Constable Robb Hartlen of the Kensington Police Service on Prince Edward Island tells TMZ representatives for Nickelback made contact with the department after the message was posted, expressing the band's displeasure and asking that the post be removed. Hartlen posted his apology online, saying that, "At the time I thought this was a great idea, all pure intentions. As we have seen, our little post became an international story. Somewhere in the noise the message 'Don't drink and drive' was overshadowed by negativity towards the band. The more successful the post became, the less the message was mentioned and the fat that we love or love to hate Nickelback took centre stage. That prompted me to think less about Nickelback the entity, and more about the four guys from Alberta who were dragged into this story. The most I thought about that, the less funny the humour seemed...How could I walk into an elementary school and teach kids that bullying is wrong when I was guilty of the exact same thing?"

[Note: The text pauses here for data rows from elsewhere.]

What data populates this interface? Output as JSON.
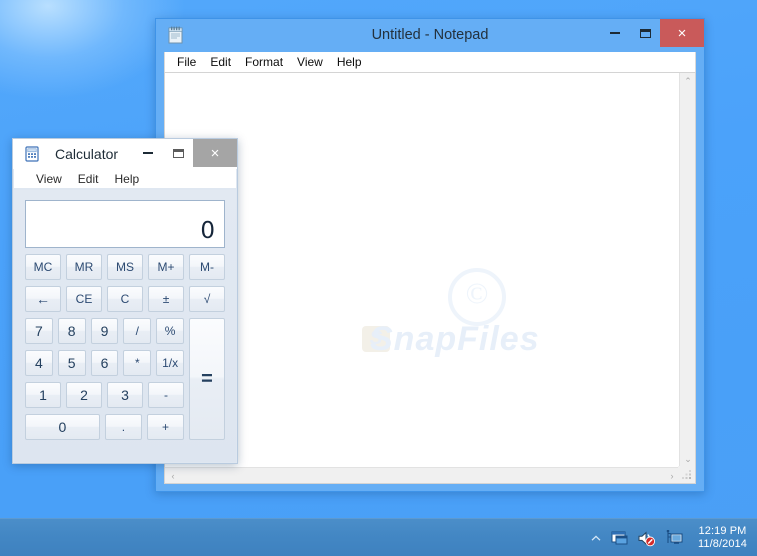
{
  "desktop": {
    "background_color": "#4ba2fa"
  },
  "taskbar": {
    "background_color": "#4387c4",
    "tray": {
      "chevron_icon": "show-hidden-icons-chevron",
      "icons": [
        {
          "name": "action-center-icon",
          "label": "Action Center"
        },
        {
          "name": "volume-muted-icon",
          "label": "Speakers: Muted"
        },
        {
          "name": "network-icon",
          "label": "Network"
        }
      ],
      "clock": {
        "time": "12:19 PM",
        "date": "11/8/2014"
      }
    }
  },
  "notepad": {
    "title": "Untitled - Notepad",
    "icon": "notepad-icon",
    "active": true,
    "titlebar_color": "#65aef5",
    "close_button_color": "#c95a5a",
    "controls": {
      "minimize": "Minimize",
      "maximize": "Maximize",
      "close": "×"
    },
    "menu": [
      "File",
      "Edit",
      "Format",
      "View",
      "Help"
    ],
    "text_value": "",
    "text_placeholder": "",
    "watermark": {
      "text": "SnapFiles",
      "badge": "S",
      "copyright": "©"
    },
    "scrollbars": {
      "vertical_up": "⌃",
      "vertical_down": "⌄",
      "horizontal_left": "‹",
      "horizontal_right": "›"
    }
  },
  "calculator": {
    "title": "Calculator",
    "icon": "calculator-icon",
    "active": false,
    "titlebar_color": "#ffffff",
    "close_button_color": "#a5a5a5",
    "controls": {
      "minimize": "Minimize",
      "maximize": "Maximize",
      "close": "×"
    },
    "menu": [
      "View",
      "Edit",
      "Help"
    ],
    "display": {
      "value": "0"
    },
    "memory_row": [
      "MC",
      "MR",
      "MS",
      "M+",
      "M-"
    ],
    "edit_row": [
      "←",
      "CE",
      "C",
      "±",
      "√"
    ],
    "keypad": [
      [
        "7",
        "8",
        "9",
        "/",
        "%"
      ],
      [
        "4",
        "5",
        "6",
        "*",
        "1/x"
      ],
      [
        "1",
        "2",
        "3",
        "-"
      ],
      [
        "0",
        ".",
        "+"
      ]
    ],
    "equals": "=",
    "accent_text_color": "#2c4a72"
  }
}
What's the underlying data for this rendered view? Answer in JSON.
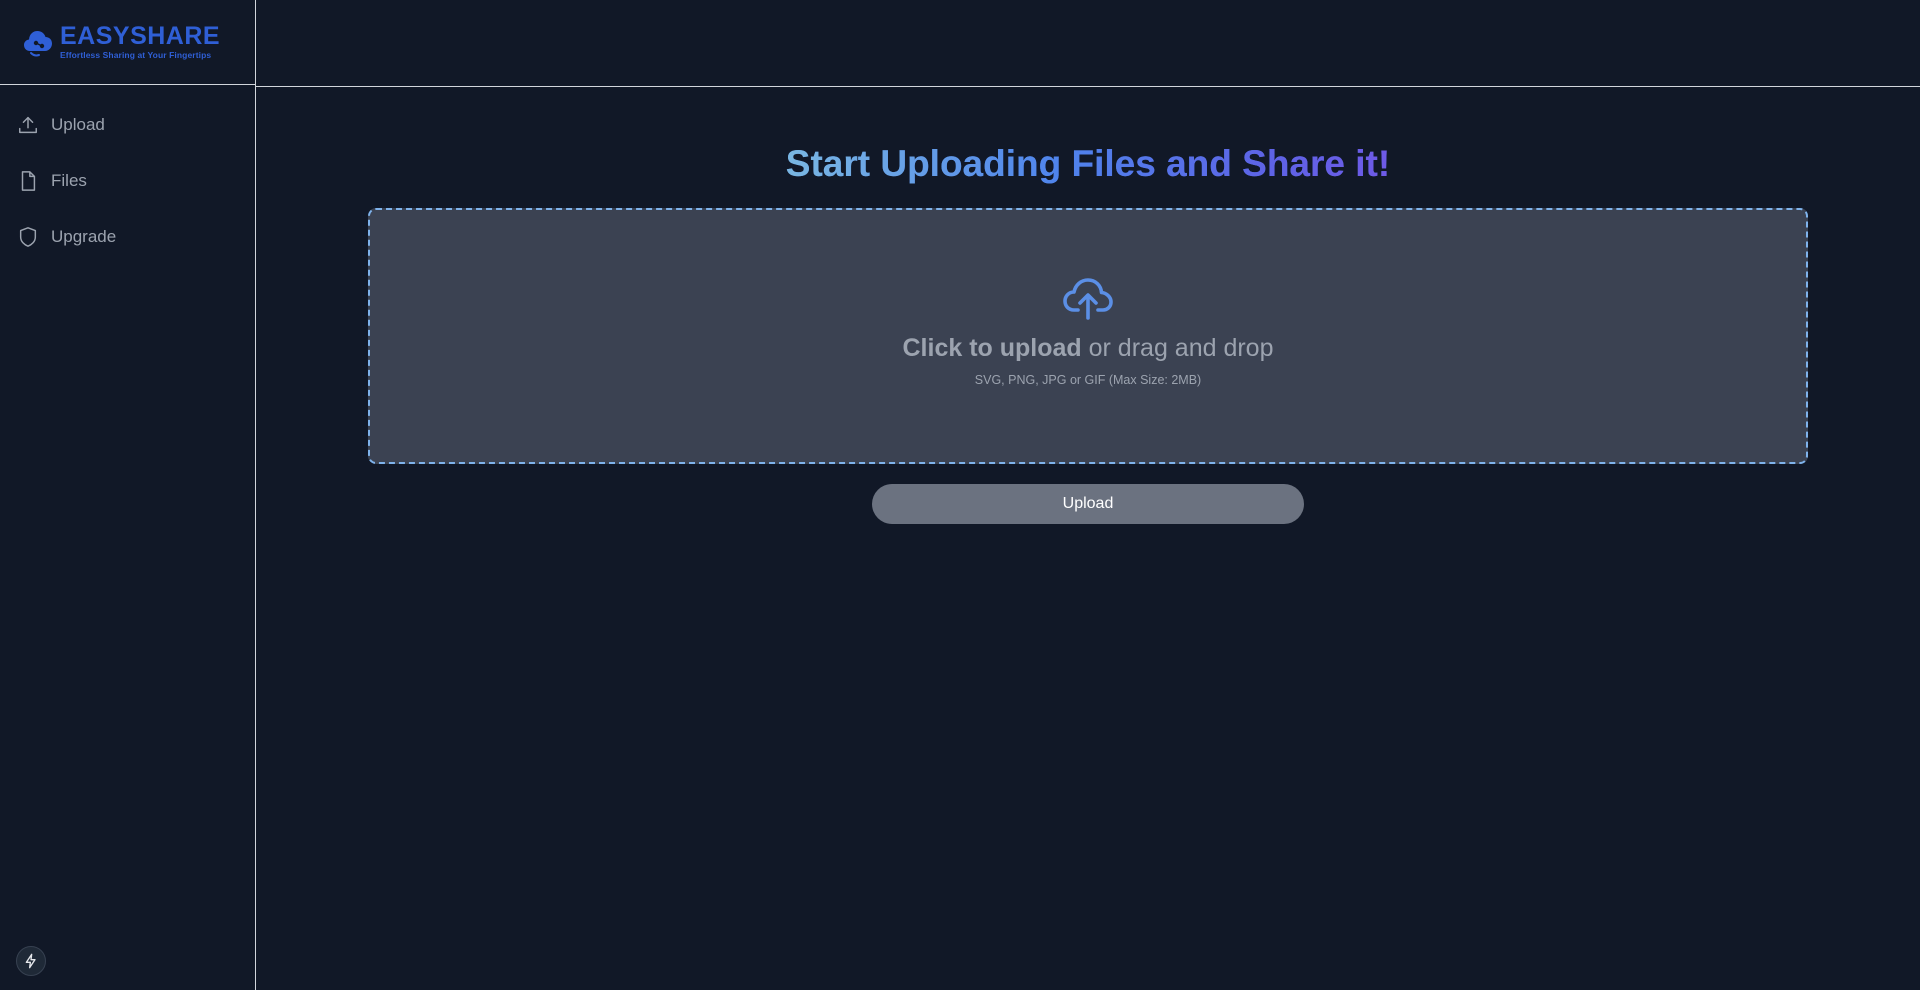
{
  "brand": {
    "name": "EASYSHARE",
    "tagline": "Effortless Sharing at Your Fingertips",
    "color": "#2f5fd6"
  },
  "sidebar": {
    "items": [
      {
        "label": "Upload",
        "icon": "upload-icon"
      },
      {
        "label": "Files",
        "icon": "file-icon"
      },
      {
        "label": "Upgrade",
        "icon": "shield-icon"
      }
    ],
    "footer_icon": "bolt-icon"
  },
  "main": {
    "headline": "Start Uploading Files and Share it!",
    "dropzone": {
      "icon": "cloud-upload-icon",
      "primary_bold": "Click to upload",
      "primary_rest": " or drag and drop",
      "hint": "SVG, PNG, JPG or GIF (Max Size: 2MB)"
    },
    "upload_button": "Upload"
  },
  "colors": {
    "background": "#111827",
    "dropzone_bg": "#3b4252",
    "dropzone_border": "#7fb3ec",
    "button_bg": "#6b7280",
    "headline_gradient": [
      "#7ab7e2",
      "#4f84ec",
      "#6f5ae7"
    ]
  }
}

Hartlen added that he found Nickelback was as concerned about combating drunk driving as the police force.
The initial Facebook message was posted last week, threatening to play Nickelback's Silver Side Up album for offenders in the squad car as they were driven to the police station: "Let's not ruin a perfectly good unopened copy of Nickelback. You don't drink and drive and we won't make you listen to it."
Nickelback has made no public comment on the matter, however.
Gary Graff is an award-winning music journalist who not only covers music but has written books on Bob Seger, Neil Young and Bruce Springsteen.